Task item:
Your copy should repeat each record below exactly and contain no images.

*** Material shown ***

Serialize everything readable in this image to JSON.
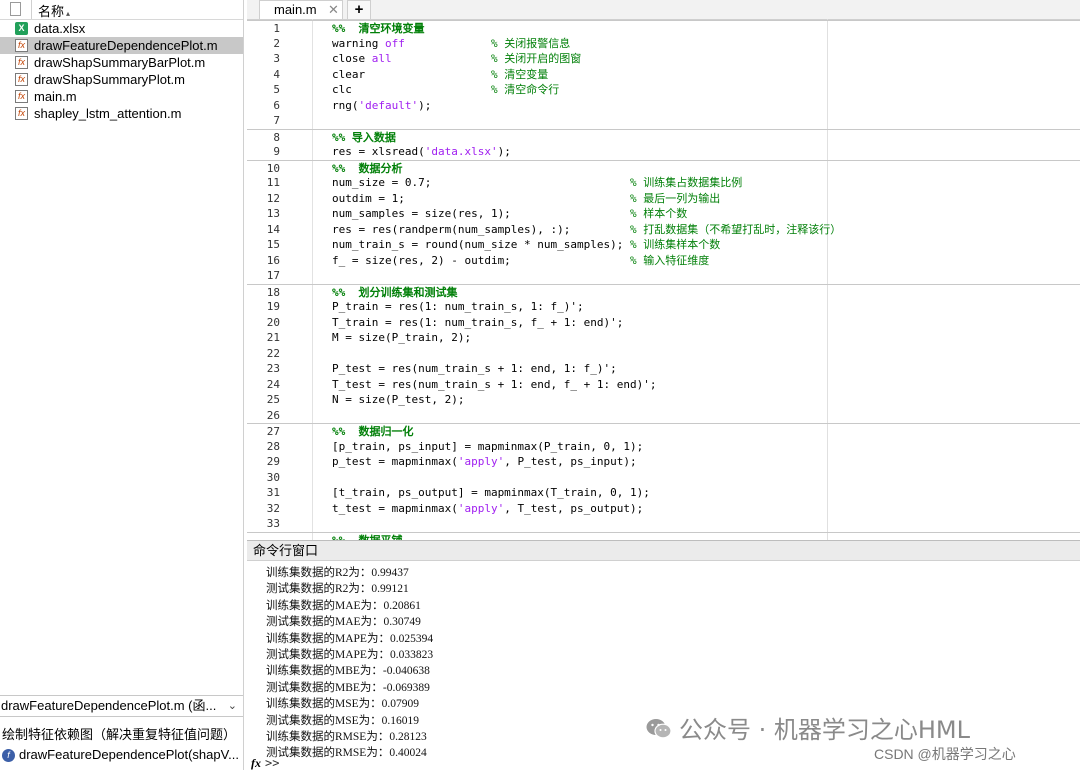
{
  "file_browser": {
    "header": {
      "name_col": "名称",
      "sort_indicator": "▴"
    },
    "files": [
      {
        "name": "data.xlsx",
        "icon": "xlsx-file-icon",
        "selected": false
      },
      {
        "name": "drawFeatureDependencePlot.m",
        "icon": "m-file-icon",
        "selected": true
      },
      {
        "name": "drawShapSummaryBarPlot.m",
        "icon": "m-file-icon",
        "selected": false
      },
      {
        "name": "drawShapSummaryPlot.m",
        "icon": "m-file-icon",
        "selected": false
      },
      {
        "name": "main.m",
        "icon": "m-file-icon",
        "selected": false
      },
      {
        "name": "shapley_lstm_attention.m",
        "icon": "m-file-icon",
        "selected": false
      }
    ],
    "details": {
      "selected_label": "drawFeatureDependencePlot.m (函...",
      "description": "绘制特征依赖图（解决重复特征值问题）",
      "function_sig": "drawFeatureDependencePlot(shapV..."
    }
  },
  "editor": {
    "tabs": [
      {
        "label": "main.m",
        "close": "✕"
      }
    ],
    "add_tab": "+",
    "lines": [
      {
        "n": "1",
        "section": true,
        "head": true,
        "html": "%%  清空环境变量"
      },
      {
        "n": "2",
        "html": "warning <span class='kw'>off</span>             <span class='cmt'>% 关闭报警信息</span>"
      },
      {
        "n": "3",
        "html": "close <span class='kw'>all</span>               <span class='cmt'>% 关闭开启的图窗</span>"
      },
      {
        "n": "4",
        "html": "clear                   <span class='cmt'>% 清空变量</span>"
      },
      {
        "n": "5",
        "html": "clc                     <span class='cmt'>% 清空命令行</span>"
      },
      {
        "n": "6",
        "html": "rng(<span class='str'>'default'</span>);"
      },
      {
        "n": "7",
        "html": ""
      },
      {
        "n": "8",
        "section": true,
        "head": true,
        "html": "%% 导入数据"
      },
      {
        "n": "9",
        "html": "res = xlsread(<span class='str'>'data.xlsx'</span>);"
      },
      {
        "n": "10",
        "section": true,
        "head": true,
        "html": "%%  数据分析"
      },
      {
        "n": "11",
        "html": "num_size = 0.7;                              <span class='cmt'>% 训练集占数据集比例</span>"
      },
      {
        "n": "12",
        "html": "outdim = 1;                                  <span class='cmt'>% 最后一列为输出</span>"
      },
      {
        "n": "13",
        "html": "num_samples = size(res, 1);                  <span class='cmt'>% 样本个数</span>"
      },
      {
        "n": "14",
        "html": "res = res(randperm(num_samples), :);         <span class='cmt'>% 打乱数据集（不希望打乱时，注释该行）</span>"
      },
      {
        "n": "15",
        "html": "num_train_s = round(num_size * num_samples); <span class='cmt'>% 训练集样本个数</span>"
      },
      {
        "n": "16",
        "html": "f_ = size(res, 2) - outdim;                  <span class='cmt'>% 输入特征维度</span>"
      },
      {
        "n": "17",
        "html": ""
      },
      {
        "n": "18",
        "section": true,
        "head": true,
        "html": "%%  划分训练集和测试集"
      },
      {
        "n": "19",
        "html": "P_train = res(1: num_train_s, 1: f_)';"
      },
      {
        "n": "20",
        "html": "T_train = res(1: num_train_s, f_ + 1: end)';"
      },
      {
        "n": "21",
        "html": "M = size(P_train, 2);"
      },
      {
        "n": "22",
        "html": ""
      },
      {
        "n": "23",
        "html": "P_test = res(num_train_s + 1: end, 1: f_)';"
      },
      {
        "n": "24",
        "html": "T_test = res(num_train_s + 1: end, f_ + 1: end)';"
      },
      {
        "n": "25",
        "html": "N = size(P_test, 2);"
      },
      {
        "n": "26",
        "html": ""
      },
      {
        "n": "27",
        "section": true,
        "head": true,
        "html": "%%  数据归一化"
      },
      {
        "n": "28",
        "html": "[p_train, ps_input] = mapminmax(P_train, 0, 1);"
      },
      {
        "n": "29",
        "html": "p_test = mapminmax(<span class='str'>'apply'</span>, P_test, ps_input);"
      },
      {
        "n": "30",
        "html": ""
      },
      {
        "n": "31",
        "html": "[t_train, ps_output] = mapminmax(T_train, 0, 1);"
      },
      {
        "n": "32",
        "html": "t_test = mapminmax(<span class='str'>'apply'</span>, T_test, ps_output);"
      },
      {
        "n": "33",
        "html": ""
      },
      {
        "n": "",
        "section": true,
        "head": true,
        "html": "%%  数据平铺"
      }
    ]
  },
  "command_window": {
    "title": "命令行窗口",
    "output": [
      "训练集数据的R2为：0.99437",
      "测试集数据的R2为：0.99121",
      "训练集数据的MAE为：0.20861",
      "测试集数据的MAE为：0.30749",
      "训练集数据的MAPE为：0.025394",
      "测试集数据的MAPE为：0.033823",
      "训练集数据的MBE为：-0.040638",
      "测试集数据的MBE为：-0.069389",
      "训练集数据的MSE为：0.07909",
      "测试集数据的MSE为：0.16019",
      "训练集数据的RMSE为：0.28123",
      "测试集数据的RMSE为：0.40024"
    ],
    "prompt_fx": "fx",
    "prompt": ">>"
  },
  "watermark": {
    "text": "公众号 · 机器学习之心HML",
    "icon": "wechat-icon"
  },
  "csdn_credit": "CSDN @机器学习之心"
}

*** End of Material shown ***

Reply to the exercise:
Serialize everything readable in this image to JSON.
{
  "file_browser": {
    "header": {
      "name_col": "名称",
      "sort_indicator": "▴"
    },
    "files": [
      {
        "name": "data.xlsx",
        "icon": "xlsx-file-icon",
        "selected": false
      },
      {
        "name": "drawFeatureDependencePlot.m",
        "icon": "m-file-icon",
        "selected": true
      },
      {
        "name": "drawShapSummaryBarPlot.m",
        "icon": "m-file-icon",
        "selected": false
      },
      {
        "name": "drawShapSummaryPlot.m",
        "icon": "m-file-icon",
        "selected": false
      },
      {
        "name": "main.m",
        "icon": "m-file-icon",
        "selected": false
      },
      {
        "name": "shapley_lstm_attention.m",
        "icon": "m-file-icon",
        "selected": false
      }
    ],
    "details": {
      "selected_label": "drawFeatureDependencePlot.m (函...",
      "description": "绘制特征依赖图（解决重复特征值问题）",
      "function_sig": "drawFeatureDependencePlot(shapV..."
    }
  },
  "editor": {
    "tabs": [
      {
        "label": "main.m",
        "close": "✕"
      }
    ],
    "add_tab": "+",
    "lines": [
      {
        "n": "1",
        "section": true,
        "head": true,
        "html": "%%  清空环境变量"
      },
      {
        "n": "2",
        "html": "warning <span class='kw'>off</span>             <span class='cmt'>% 关闭报警信息</span>"
      },
      {
        "n": "3",
        "html": "close <span class='kw'>all</span>               <span class='cmt'>% 关闭开启的图窗</span>"
      },
      {
        "n": "4",
        "html": "clear                   <span class='cmt'>% 清空变量</span>"
      },
      {
        "n": "5",
        "html": "clc                     <span class='cmt'>% 清空命令行</span>"
      },
      {
        "n": "6",
        "html": "rng(<span class='str'>'default'</span>);"
      },
      {
        "n": "7",
        "html": ""
      },
      {
        "n": "8",
        "section": true,
        "head": true,
        "html": "%% 导入数据"
      },
      {
        "n": "9",
        "html": "res = xlsread(<span class='str'>'data.xlsx'</span>);"
      },
      {
        "n": "10",
        "section": true,
        "head": true,
        "html": "%%  数据分析"
      },
      {
        "n": "11",
        "html": "num_size = 0.7;                              <span class='cmt'>% 训练集占数据集比例</span>"
      },
      {
        "n": "12",
        "html": "outdim = 1;                                  <span class='cmt'>% 最后一列为输出</span>"
      },
      {
        "n": "13",
        "html": "num_samples = size(res, 1);                  <span class='cmt'>% 样本个数</span>"
      },
      {
        "n": "14",
        "html": "res = res(randperm(num_samples), :);         <span class='cmt'>% 打乱数据集（不希望打乱时，注释该行）</span>"
      },
      {
        "n": "15",
        "html": "num_train_s = round(num_size * num_samples); <span class='cmt'>% 训练集样本个数</span>"
      },
      {
        "n": "16",
        "html": "f_ = size(res, 2) - outdim;                  <span class='cmt'>% 输入特征维度</span>"
      },
      {
        "n": "17",
        "html": ""
      },
      {
        "n": "18",
        "section": true,
        "head": true,
        "html": "%%  划分训练集和测试集"
      },
      {
        "n": "19",
        "html": "P_train = res(1: num_train_s, 1: f_)';"
      },
      {
        "n": "20",
        "html": "T_train = res(1: num_train_s, f_ + 1: end)';"
      },
      {
        "n": "21",
        "html": "M = size(P_train, 2);"
      },
      {
        "n": "22",
        "html": ""
      },
      {
        "n": "23",
        "html": "P_test = res(num_train_s + 1: end, 1: f_)';"
      },
      {
        "n": "24",
        "html": "T_test = res(num_train_s + 1: end, f_ + 1: end)';"
      },
      {
        "n": "25",
        "html": "N = size(P_test, 2);"
      },
      {
        "n": "26",
        "html": ""
      },
      {
        "n": "27",
        "section": true,
        "head": true,
        "html": "%%  数据归一化"
      },
      {
        "n": "28",
        "html": "[p_train, ps_input] = mapminmax(P_train, 0, 1);"
      },
      {
        "n": "29",
        "html": "p_test = mapminmax(<span class='str'>'apply'</span>, P_test, ps_input);"
      },
      {
        "n": "30",
        "html": ""
      },
      {
        "n": "31",
        "html": "[t_train, ps_output] = mapminmax(T_train, 0, 1);"
      },
      {
        "n": "32",
        "html": "t_test = mapminmax(<span class='str'>'apply'</span>, T_test, ps_output);"
      },
      {
        "n": "33",
        "html": ""
      },
      {
        "n": "",
        "section": true,
        "head": true,
        "html": "%%  数据平铺"
      }
    ]
  },
  "command_window": {
    "title": "命令行窗口",
    "output": [
      "训练集数据的R2为：0.99437",
      "测试集数据的R2为：0.99121",
      "训练集数据的MAE为：0.20861",
      "测试集数据的MAE为：0.30749",
      "训练集数据的MAPE为：0.025394",
      "测试集数据的MAPE为：0.033823",
      "训练集数据的MBE为：-0.040638",
      "测试集数据的MBE为：-0.069389",
      "训练集数据的MSE为：0.07909",
      "测试集数据的MSE为：0.16019",
      "训练集数据的RMSE为：0.28123",
      "测试集数据的RMSE为：0.40024"
    ],
    "prompt_fx": "fx",
    "prompt": ">>"
  },
  "watermark": {
    "text": "公众号 · 机器学习之心HML",
    "icon": "wechat-icon"
  },
  "csdn_credit": "CSDN @机器学习之心"
}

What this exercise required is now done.